» Your assignment
Look for the word "gear" in the material below, then report each line where it occurs.
[Start of section]
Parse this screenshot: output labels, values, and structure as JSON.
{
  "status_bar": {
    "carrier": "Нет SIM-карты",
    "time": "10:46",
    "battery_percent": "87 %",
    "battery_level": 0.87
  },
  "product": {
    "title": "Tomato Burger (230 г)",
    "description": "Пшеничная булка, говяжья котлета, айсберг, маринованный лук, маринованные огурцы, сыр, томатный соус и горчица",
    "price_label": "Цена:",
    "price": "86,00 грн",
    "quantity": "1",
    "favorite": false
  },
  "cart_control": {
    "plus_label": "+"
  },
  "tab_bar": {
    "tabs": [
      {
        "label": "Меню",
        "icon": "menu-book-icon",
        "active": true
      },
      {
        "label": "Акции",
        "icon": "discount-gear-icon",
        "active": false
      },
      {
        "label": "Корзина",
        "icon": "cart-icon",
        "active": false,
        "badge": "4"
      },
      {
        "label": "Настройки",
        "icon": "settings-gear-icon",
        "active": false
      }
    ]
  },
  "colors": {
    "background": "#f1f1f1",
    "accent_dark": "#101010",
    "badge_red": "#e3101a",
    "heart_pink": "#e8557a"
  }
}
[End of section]
» Response to this task
        "icon": "discount-gear-icon",
        "icon": "settings-gear-icon",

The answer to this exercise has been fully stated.